To bring home my point, here are (in chronological order) the five strongest episodes of season two:
"Face the Press," episode one of the season, 14th overall. Best known for "Ministry of Silly Walks," one of the few overly physical sketches in the Python canon, "Press" also features the Piranaha Brothers documentary spoof, which consumes the final third of the episode. A gag involving an absurd number of deliverymen installing a new gas cooker (er, oven) gives the season premiere a figurative and literally serpentine runner to bring everything together. "Dinsdale!"
"The Spanish Inquisition," episode two, 15th overall. AV Club suggested this as your Python Gateway to Geekery, and I can't disagree. Palin is aces as the hapless Cardinal Ximenez, turning the titular 15th century religious persecution into feckless, mustache-twirling villainy. They aim for evil, but they settle for mild annoyance. Beyond the inquisition this is just a collection of sketch great sketches, including "The Semaphore Version of Wuthering Heights" and "Tax on Thingy."
"It's a Living," episode six, 19th overall. There's no recurring theme or wraparound this time, it's just a great series of sketches. "Timmy Williams' Coffee Time" is a dead-on parody of David Frost, a bite-the-hand-that-feeds moment for an early champion of Python's work. The final quarter of the episode is again dedicated a lengthier piece, a send-up of live election coverage --a Party Political Broadcast, if you will-- that pits the Silly Party against the Sensible Party.
"Spam," episode 12, 25th overall. Any Python fan worth their salt knows the title sketch and its accompanying sing-along, but this is another top-to-bottom cavalcade of scenes. "Ypres 1914" evokes Ernest Hemingway and features a great individual performance from Chapman. "Dirty Hungarian Phrasebook" is fairly quotable, and "Communist Quiz" and "Gumby Flower Arranging" later became staples of Python's live act.
"Royal Episode 13," 26th overall. "The Queen is watching," the show's announcer warns upfront. Any assumption that Python will play it safe is thrown out almost immediately; the tasteless "Cannibal Lifeboat" sketch segues into the even more abhorrent "Cannibal Undertaker" sketch, and gross-out humor dominates the proceedings. Inspired as it may have been, the perceived limits of good taste forced the BBC's censors to pay closer attention. There was a limit to what Monty Python could get away with after all.
Of course, by choosing five episodes from one season I can't touch every base. The other eight episodes of Python's second series have all sorts of great sketches, ranging from the game show spoof "Blackmail" to "The Killer Cars" to "How Not to Be Seen." "Scott of the Antarctic," perhaps the weakest episode of the season, is a tad arch and slow-moving at times, but its strongest elements trump the weaknesses.

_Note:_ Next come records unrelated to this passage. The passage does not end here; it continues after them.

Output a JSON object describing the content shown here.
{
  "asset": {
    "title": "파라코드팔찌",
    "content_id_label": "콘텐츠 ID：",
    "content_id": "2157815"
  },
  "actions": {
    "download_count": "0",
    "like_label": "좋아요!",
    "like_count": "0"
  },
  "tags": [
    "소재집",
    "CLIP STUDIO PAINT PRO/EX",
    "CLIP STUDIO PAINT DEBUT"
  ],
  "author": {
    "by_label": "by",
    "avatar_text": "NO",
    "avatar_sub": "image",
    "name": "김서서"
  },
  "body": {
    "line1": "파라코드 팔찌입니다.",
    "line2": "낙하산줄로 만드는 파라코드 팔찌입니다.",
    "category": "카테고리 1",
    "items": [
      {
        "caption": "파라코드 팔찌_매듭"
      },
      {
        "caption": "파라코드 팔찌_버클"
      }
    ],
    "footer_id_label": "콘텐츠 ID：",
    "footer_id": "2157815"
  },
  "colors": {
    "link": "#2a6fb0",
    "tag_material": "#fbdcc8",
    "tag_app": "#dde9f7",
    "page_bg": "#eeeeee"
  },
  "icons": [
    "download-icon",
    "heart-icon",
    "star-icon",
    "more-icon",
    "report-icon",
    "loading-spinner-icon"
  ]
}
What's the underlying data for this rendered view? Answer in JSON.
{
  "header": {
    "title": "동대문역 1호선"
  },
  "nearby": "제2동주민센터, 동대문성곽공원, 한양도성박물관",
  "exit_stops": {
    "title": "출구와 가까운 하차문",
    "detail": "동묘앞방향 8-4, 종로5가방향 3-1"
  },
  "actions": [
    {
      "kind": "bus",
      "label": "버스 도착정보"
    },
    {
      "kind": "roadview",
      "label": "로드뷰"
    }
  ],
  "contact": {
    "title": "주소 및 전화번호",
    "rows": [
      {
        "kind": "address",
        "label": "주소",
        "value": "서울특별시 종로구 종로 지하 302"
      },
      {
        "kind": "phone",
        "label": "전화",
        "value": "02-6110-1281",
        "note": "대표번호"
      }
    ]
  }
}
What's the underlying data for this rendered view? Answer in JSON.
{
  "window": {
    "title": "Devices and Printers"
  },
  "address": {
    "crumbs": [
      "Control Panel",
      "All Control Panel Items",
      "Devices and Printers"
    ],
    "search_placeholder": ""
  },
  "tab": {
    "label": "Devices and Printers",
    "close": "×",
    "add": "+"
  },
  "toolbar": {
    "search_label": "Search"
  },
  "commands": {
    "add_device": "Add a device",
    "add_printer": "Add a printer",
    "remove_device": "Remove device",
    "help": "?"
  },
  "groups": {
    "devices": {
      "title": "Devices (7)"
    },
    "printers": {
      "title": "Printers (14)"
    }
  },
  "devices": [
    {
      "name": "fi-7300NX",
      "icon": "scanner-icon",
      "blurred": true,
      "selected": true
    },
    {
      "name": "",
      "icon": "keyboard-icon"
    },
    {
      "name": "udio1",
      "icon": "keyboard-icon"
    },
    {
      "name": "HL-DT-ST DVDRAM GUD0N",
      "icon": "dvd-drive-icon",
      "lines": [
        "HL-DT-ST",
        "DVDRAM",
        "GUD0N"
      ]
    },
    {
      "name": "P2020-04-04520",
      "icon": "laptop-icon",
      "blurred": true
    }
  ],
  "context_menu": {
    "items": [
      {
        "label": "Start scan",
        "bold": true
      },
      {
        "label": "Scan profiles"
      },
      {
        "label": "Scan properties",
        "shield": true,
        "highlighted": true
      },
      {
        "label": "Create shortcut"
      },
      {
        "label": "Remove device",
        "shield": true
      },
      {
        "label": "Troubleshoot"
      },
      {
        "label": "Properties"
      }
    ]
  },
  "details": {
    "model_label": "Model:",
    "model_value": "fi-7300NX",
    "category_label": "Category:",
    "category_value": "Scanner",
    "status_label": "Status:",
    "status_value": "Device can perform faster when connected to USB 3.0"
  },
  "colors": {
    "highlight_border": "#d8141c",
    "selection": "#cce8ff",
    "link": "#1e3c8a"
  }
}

Regardless, whenever someone watches "Holy Grail" or "Life of Brian" want to know where to go next, season two is normally where I steer them.
With any luck, "Seasons of Love" will turn into a monthly feature on this blog. There are plenty of shows I like, past and present, that are worth writing about; at the same time, I'm also open to suggestions.